Later, I developed this model with a CMS “box in a box”, using a more complex database system. It allowed elements to be placed within other elements, like Russian dolls. A set of rules came into effect with each such action: a series of images in a container is a gallery; multiple texts that go into one container become paragraphs; if I put text inside an image it’s a caption; if I put an image inside an image, the first is a thumbnail and the second is the hi res, and so on. I added special functions — the fact that I completely understood the system made it easy. I implemented an early version of what is now called Ajax after reading an article about it, and used it for a client’s video portfolio when a page wouldn’t reload. It was fast and beautifully simple.
The more features I added, of course, the more complexity I created: more rules, more possibilities. Rapidly, it made the software veeeerrrryyyy slow, and the whole idea was finally discarded for practical reasons. I started using WordPress, still in its infancy but with lots of potential: a brand-new adventure.
It’s only recently that I have looked back at the software I produced at that time. It has made me consider the influence that my tools had on my mind: on how I perceived information and organised it, not only on a computer, but also in real life. How one structures information, in one way or another, is how one makes choices and defines one’s world. The structure of information is an underlying interface that puts the world in place for us. If using WordPress has increased my productivity, it has also considerably restrained the flexibility with which I store, and perhaps process, information.
I always have a small notebook with me. It’s my brain backup: I write notes in it all the time, encoding reality in texts, schemas, numbers and drawings. This is my most resilient device so far. I number my notebooks and, once I’ve reached the last page, I store them in a metal box. Sometimes I get them out and read them again, and copy into my new notebook the old ideas I want to re-explore.
I often dream of its incorporeal counterpart: a sort of gigantic folder where I could store images, sounds, videos, texts, things I find in real life or on the internet. It would be neatly organised using tags, categories, time stamps and information I generate throughout the day. Part of it would be public and published online; part would remain private. This is how I attempt to use my computer every day, but so far it has only been disappointing.

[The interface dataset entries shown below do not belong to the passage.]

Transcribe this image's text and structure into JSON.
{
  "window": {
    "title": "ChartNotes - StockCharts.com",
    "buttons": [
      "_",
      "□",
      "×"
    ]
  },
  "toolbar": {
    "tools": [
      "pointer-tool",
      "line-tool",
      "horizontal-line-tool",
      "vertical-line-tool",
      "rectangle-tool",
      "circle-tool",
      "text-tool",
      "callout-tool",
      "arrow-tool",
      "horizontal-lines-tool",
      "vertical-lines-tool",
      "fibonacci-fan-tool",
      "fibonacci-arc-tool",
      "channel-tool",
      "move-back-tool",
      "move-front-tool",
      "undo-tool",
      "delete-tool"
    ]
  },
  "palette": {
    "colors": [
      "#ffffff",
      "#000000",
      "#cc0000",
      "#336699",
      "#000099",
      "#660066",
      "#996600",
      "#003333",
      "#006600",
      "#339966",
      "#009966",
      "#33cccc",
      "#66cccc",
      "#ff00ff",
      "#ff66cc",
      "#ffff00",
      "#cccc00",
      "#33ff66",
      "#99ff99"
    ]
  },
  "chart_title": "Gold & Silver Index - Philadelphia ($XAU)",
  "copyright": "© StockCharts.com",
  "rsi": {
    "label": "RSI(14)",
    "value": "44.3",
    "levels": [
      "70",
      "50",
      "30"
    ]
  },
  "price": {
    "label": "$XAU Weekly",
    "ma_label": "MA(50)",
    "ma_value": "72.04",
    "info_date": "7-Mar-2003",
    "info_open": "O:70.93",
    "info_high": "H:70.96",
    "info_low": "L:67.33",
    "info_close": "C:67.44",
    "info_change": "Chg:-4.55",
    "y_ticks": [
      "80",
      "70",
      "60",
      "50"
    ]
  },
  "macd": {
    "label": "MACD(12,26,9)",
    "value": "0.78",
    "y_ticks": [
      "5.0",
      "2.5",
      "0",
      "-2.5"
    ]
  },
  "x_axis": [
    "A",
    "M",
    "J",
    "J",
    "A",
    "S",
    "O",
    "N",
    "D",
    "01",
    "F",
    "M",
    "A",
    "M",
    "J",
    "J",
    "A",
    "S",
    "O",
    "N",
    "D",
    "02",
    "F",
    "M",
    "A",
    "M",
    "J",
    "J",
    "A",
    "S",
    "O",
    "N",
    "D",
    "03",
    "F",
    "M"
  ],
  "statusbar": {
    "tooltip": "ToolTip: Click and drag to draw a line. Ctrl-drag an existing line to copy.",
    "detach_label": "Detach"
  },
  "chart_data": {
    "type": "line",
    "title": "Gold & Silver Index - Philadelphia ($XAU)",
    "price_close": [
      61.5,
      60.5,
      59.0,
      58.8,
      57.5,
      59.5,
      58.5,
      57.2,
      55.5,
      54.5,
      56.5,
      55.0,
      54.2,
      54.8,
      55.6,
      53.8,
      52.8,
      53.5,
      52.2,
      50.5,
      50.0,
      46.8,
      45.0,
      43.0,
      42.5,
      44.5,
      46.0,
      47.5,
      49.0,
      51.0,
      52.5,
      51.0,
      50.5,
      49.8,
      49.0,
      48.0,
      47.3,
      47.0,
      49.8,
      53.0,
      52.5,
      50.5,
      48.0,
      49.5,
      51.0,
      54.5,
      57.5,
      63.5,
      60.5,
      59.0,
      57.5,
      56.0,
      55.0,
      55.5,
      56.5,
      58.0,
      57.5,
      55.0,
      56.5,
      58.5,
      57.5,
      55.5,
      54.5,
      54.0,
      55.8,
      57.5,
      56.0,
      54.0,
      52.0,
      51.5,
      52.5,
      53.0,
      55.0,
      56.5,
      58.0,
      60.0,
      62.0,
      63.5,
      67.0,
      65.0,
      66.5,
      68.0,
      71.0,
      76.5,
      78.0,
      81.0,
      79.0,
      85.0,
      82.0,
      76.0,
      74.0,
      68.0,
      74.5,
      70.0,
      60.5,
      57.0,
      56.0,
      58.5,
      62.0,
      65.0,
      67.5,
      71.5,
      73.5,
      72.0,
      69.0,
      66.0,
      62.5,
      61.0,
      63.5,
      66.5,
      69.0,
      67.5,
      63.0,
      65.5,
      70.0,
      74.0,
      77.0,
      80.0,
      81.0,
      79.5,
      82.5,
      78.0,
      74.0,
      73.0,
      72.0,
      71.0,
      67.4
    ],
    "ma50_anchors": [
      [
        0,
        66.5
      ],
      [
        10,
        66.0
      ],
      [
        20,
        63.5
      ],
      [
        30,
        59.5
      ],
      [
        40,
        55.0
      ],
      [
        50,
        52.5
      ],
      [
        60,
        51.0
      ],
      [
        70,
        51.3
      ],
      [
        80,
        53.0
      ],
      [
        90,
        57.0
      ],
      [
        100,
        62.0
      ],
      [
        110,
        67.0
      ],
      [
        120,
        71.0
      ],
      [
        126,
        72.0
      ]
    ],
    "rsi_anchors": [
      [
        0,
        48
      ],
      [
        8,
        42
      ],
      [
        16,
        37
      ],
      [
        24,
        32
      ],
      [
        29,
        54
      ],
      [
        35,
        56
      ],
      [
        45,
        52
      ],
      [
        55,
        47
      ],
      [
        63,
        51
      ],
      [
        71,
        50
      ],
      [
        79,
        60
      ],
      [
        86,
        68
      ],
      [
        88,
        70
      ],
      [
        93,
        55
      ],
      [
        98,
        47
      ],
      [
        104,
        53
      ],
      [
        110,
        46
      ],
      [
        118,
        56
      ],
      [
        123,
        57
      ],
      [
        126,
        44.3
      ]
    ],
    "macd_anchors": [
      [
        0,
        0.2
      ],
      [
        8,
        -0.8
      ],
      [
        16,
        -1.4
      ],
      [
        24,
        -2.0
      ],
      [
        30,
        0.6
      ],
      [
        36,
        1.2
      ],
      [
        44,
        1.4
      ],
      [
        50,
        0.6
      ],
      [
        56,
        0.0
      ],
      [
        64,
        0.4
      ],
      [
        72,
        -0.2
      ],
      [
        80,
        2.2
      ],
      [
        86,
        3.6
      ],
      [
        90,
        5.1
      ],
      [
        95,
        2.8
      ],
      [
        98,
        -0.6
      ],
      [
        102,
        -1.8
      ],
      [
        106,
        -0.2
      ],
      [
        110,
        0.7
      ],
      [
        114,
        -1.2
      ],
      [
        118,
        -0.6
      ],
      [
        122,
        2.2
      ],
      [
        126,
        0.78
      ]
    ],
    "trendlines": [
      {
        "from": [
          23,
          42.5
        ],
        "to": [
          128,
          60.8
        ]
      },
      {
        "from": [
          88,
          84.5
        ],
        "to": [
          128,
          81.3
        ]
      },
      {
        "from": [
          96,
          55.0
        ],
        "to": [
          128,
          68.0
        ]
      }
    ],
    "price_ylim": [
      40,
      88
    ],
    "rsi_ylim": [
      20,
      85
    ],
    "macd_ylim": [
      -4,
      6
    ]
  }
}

- Since I wrote down those thoughts, Daniel invited me to join his effort building Curator which is probably the best creative tool for any visual thinker… WIRED described it recently as “Awesome Curating App Perfectly Mashes Up Pinterest, Evernote, and Instagram” — Give it a go!
- This text was initially published in Dapper Dan issue 7, and was titled “Code is Poetry”.